━━━━━ SUPPLIED DATA ━━━━━

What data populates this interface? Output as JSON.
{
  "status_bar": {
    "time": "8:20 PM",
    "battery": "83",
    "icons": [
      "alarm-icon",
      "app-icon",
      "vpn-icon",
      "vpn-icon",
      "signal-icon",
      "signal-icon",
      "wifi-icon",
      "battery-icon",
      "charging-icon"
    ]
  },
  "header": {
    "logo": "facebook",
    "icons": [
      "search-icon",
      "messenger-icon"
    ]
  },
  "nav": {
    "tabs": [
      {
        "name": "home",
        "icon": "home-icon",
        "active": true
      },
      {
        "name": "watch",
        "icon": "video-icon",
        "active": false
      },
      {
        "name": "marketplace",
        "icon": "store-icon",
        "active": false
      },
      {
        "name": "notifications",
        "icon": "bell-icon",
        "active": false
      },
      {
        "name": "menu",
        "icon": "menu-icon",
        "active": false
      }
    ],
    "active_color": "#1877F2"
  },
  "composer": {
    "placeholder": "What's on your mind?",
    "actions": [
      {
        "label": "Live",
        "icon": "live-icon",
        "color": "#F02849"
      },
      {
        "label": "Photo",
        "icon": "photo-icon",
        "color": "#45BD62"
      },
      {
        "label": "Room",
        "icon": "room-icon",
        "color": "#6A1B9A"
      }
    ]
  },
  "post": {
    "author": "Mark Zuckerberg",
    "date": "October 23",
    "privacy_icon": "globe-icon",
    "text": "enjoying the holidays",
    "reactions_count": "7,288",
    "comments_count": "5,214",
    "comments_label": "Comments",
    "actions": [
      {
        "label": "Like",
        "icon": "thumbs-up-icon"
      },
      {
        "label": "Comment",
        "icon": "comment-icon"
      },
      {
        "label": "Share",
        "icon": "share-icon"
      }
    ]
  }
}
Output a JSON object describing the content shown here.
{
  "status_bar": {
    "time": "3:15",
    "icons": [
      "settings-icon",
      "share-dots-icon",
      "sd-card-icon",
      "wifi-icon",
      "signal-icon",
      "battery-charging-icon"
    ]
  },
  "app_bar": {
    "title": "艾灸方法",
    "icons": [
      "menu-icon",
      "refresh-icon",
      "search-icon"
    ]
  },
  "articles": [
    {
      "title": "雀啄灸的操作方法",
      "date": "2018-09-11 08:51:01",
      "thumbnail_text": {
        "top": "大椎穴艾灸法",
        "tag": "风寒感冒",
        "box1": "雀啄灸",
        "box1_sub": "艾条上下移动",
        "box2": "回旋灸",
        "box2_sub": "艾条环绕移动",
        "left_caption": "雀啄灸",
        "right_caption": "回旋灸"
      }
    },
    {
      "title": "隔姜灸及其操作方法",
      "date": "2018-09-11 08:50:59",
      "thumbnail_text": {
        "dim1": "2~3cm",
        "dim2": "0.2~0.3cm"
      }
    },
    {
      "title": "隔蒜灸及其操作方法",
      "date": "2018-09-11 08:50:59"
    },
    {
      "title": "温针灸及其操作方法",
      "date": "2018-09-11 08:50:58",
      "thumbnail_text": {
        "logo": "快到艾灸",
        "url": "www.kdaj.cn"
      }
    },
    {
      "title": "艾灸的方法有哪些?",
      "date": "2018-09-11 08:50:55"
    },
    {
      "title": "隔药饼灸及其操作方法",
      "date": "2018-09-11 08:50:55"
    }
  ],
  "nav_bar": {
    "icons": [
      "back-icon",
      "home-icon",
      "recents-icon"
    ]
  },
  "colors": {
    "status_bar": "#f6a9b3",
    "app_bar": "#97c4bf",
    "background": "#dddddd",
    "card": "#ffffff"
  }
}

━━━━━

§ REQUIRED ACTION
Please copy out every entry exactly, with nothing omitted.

§ EXERCISE OUTPUT
What data populates this interface? Output as JSON.
{
  "status_bar": {
    "time": "8:20 PM",
    "battery": "83",
    "icons": [
      "alarm-icon",
      "app-icon",
      "vpn-icon",
      "vpn-icon",
      "signal-icon",
      "signal-icon",
      "wifi-icon",
      "battery-icon",
      "charging-icon"
    ]
  },
  "header": {
    "logo": "facebook",
    "icons": [
      "search-icon",
      "messenger-icon"
    ]
  },
  "nav": {
    "tabs": [
      {
        "name": "home",
        "icon": "home-icon",
        "active": true
      },
      {
        "name": "watch",
        "icon": "video-icon",
        "active": false
      },
      {
        "name": "marketplace",
        "icon": "store-icon",
        "active": false
      },
      {
        "name": "notifications",
        "icon": "bell-icon",
        "active": false
      },
      {
        "name": "menu",
        "icon": "menu-icon",
        "active": false
      }
    ],
    "active_color": "#1877F2"
  },
  "composer": {
    "placeholder": "What's on your mind?",
    "actions": [
      {
        "label": "Live",
        "icon": "live-icon",
        "color": "#F02849"
      },
      {
        "label": "Photo",
        "icon": "photo-icon",
        "color": "#45BD62"
      },
      {
        "label": "Room",
        "icon": "room-icon",
        "color": "#6A1B9A"
      }
    ]
  },
  "post": {
    "author": "Mark Zuckerberg",
    "date": "October 23",
    "privacy_icon": "globe-icon",
    "text": "enjoying the holidays",
    "reactions_count": "7,288",
    "comments_count": "5,214",
    "comments_label": "Comments",
    "actions": [
      {
        "label": "Like",
        "icon": "thumbs-up-icon"
      },
      {
        "label": "Comment",
        "icon": "comment-icon"
      },
      {
        "label": "Share",
        "icon": "share-icon"
      }
    ]
  }
}
Output a JSON object describing the content shown here.
{
  "status_bar": {
    "time": "3:15",
    "icons": [
      "settings-icon",
      "share-dots-icon",
      "sd-card-icon",
      "wifi-icon",
      "signal-icon",
      "battery-charging-icon"
    ]
  },
  "app_bar": {
    "title": "艾灸方法",
    "icons": [
      "menu-icon",
      "refresh-icon",
      "search-icon"
    ]
  },
  "articles": [
    {
      "title": "雀啄灸的操作方法",
      "date": "2018-09-11 08:51:01",
      "thumbnail_text": {
        "top": "大椎穴艾灸法",
        "tag": "风寒感冒",
        "box1": "雀啄灸",
        "box1_sub": "艾条上下移动",
        "box2": "回旋灸",
        "box2_sub": "艾条环绕移动",
        "left_caption": "雀啄灸",
        "right_caption": "回旋灸"
      }
    },
    {
      "title": "隔姜灸及其操作方法",
      "date": "2018-09-11 08:50:59",
      "thumbnail_text": {
        "dim1": "2~3cm",
        "dim2": "0.2~0.3cm"
      }
    },
    {
      "title": "隔蒜灸及其操作方法",
      "date": "2018-09-11 08:50:59"
    },
    {
      "title": "温针灸及其操作方法",
      "date": "2018-09-11 08:50:58",
      "thumbnail_text": {
        "logo": "快到艾灸",
        "url": "www.kdaj.cn"
      }
    },
    {
      "title": "艾灸的方法有哪些?",
      "date": "2018-09-11 08:50:55"
    },
    {
      "title": "隔药饼灸及其操作方法",
      "date": "2018-09-11 08:50:55"
    }
  ],
  "nav_bar": {
    "icons": [
      "back-icon",
      "home-icon",
      "recents-icon"
    ]
  },
  "colors": {
    "status_bar": "#f6a9b3",
    "app_bar": "#97c4bf",
    "background": "#dddddd",
    "card": "#ffffff"
  }
}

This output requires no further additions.